— WORK TO COMPLETE —
A single number is expected: the count of lines in the records below that contain "JSON".

-- PROVIDED INFORMATION follows --

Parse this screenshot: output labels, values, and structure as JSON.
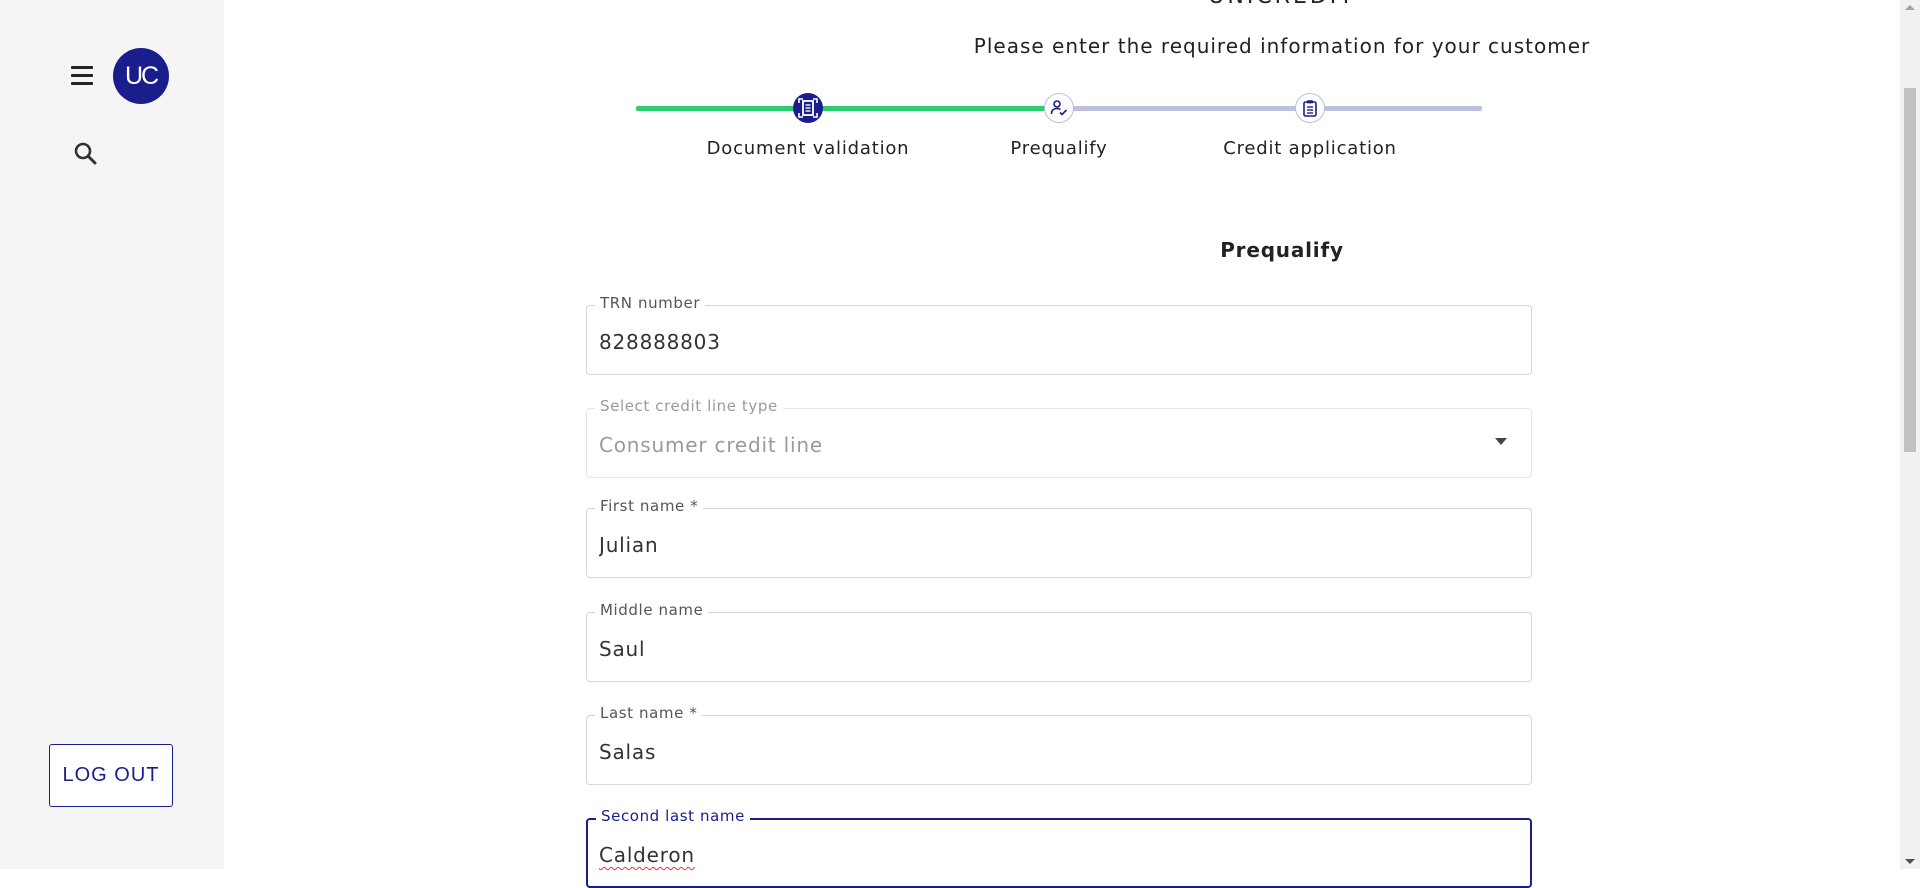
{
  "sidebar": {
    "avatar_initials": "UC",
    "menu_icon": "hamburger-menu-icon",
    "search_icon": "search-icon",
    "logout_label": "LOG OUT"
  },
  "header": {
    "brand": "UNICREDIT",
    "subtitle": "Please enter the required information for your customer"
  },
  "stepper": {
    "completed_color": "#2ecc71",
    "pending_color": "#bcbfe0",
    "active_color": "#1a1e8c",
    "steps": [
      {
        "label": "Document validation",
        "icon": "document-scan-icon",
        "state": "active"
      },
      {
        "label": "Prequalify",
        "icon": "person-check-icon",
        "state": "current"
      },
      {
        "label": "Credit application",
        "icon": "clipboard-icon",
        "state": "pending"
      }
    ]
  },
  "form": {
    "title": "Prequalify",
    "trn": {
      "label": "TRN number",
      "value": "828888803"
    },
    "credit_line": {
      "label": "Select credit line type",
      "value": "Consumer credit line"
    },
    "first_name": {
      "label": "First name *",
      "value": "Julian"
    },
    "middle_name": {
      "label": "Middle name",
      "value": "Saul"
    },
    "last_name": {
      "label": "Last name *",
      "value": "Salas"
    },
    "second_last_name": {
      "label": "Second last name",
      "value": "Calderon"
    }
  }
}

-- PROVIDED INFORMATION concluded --
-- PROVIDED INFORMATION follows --

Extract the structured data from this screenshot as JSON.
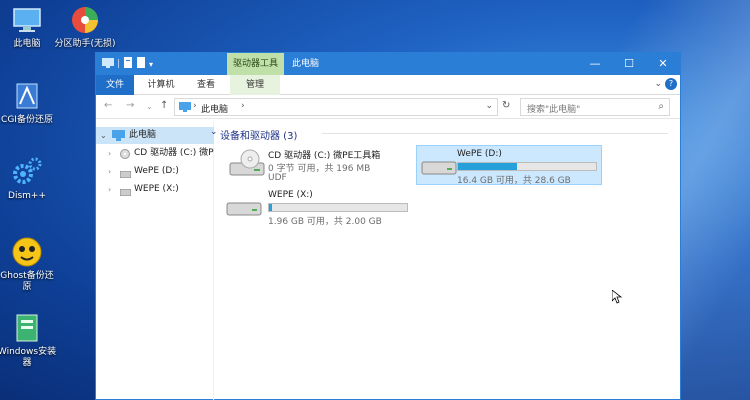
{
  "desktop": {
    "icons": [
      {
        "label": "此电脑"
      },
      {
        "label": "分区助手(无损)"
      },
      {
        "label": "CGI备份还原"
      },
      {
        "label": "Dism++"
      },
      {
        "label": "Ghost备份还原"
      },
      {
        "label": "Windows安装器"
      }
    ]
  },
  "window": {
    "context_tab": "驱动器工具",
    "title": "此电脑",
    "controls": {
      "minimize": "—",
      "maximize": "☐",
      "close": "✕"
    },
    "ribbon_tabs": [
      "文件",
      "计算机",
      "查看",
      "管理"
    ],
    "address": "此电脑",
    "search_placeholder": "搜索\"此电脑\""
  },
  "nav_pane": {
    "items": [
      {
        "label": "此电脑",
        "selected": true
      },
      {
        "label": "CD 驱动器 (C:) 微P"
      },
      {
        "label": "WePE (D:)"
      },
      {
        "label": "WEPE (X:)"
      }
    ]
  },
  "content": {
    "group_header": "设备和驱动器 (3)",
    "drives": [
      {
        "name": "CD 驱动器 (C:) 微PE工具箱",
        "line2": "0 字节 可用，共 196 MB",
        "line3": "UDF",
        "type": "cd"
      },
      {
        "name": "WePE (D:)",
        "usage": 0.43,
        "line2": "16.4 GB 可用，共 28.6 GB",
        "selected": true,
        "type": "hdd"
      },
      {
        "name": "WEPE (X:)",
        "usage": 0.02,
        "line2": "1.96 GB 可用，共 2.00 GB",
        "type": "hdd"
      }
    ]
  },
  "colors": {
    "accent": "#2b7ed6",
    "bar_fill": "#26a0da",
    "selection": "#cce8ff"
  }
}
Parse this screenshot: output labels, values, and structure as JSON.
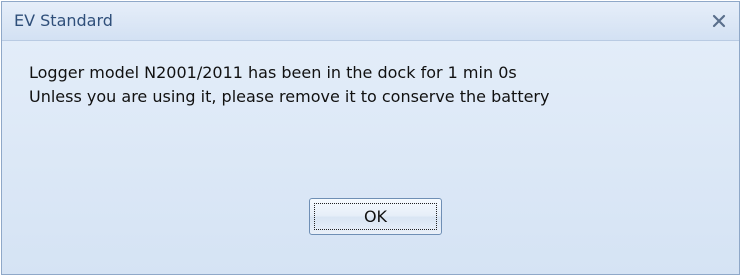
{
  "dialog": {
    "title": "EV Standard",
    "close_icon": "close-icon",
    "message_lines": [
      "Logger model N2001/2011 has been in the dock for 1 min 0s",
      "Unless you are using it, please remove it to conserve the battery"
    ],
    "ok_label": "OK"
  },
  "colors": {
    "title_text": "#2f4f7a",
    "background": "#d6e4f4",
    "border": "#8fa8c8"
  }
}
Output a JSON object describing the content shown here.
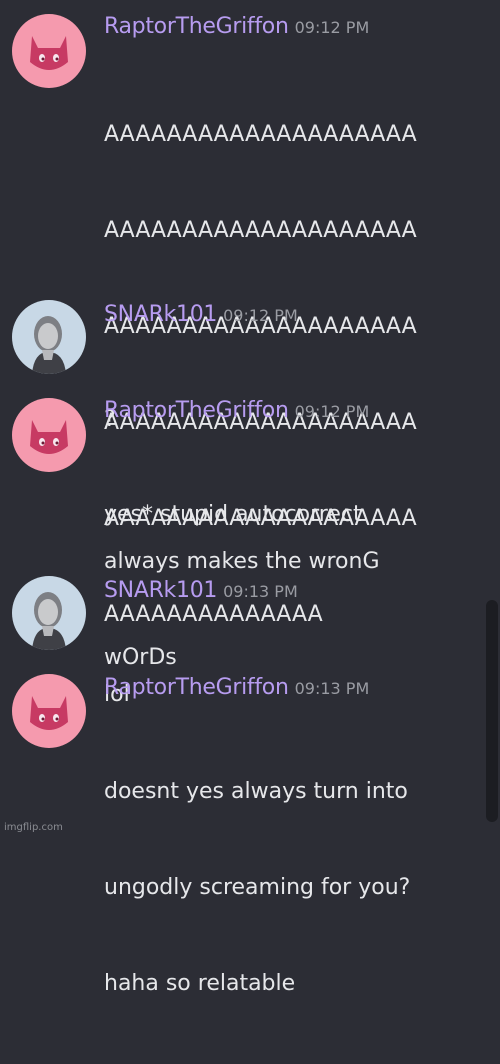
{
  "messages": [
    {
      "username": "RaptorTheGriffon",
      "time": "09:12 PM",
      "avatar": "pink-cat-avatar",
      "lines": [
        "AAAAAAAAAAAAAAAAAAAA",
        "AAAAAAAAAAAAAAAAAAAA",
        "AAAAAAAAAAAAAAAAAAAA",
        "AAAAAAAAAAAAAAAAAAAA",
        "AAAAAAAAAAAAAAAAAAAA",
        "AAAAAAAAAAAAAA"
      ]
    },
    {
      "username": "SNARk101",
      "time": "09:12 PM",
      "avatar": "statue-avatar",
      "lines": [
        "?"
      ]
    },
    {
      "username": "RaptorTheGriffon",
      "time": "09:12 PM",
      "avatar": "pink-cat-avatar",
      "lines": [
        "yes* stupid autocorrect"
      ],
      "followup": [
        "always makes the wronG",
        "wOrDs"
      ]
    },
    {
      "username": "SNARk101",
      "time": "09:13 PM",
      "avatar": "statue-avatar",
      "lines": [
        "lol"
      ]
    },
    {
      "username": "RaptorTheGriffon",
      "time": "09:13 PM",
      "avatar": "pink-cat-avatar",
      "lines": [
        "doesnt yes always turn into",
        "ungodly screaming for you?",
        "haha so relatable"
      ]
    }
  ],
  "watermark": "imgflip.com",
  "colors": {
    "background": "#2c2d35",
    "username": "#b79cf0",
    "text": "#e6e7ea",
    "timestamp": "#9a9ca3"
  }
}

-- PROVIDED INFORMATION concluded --

— FINAL ANSWER —
4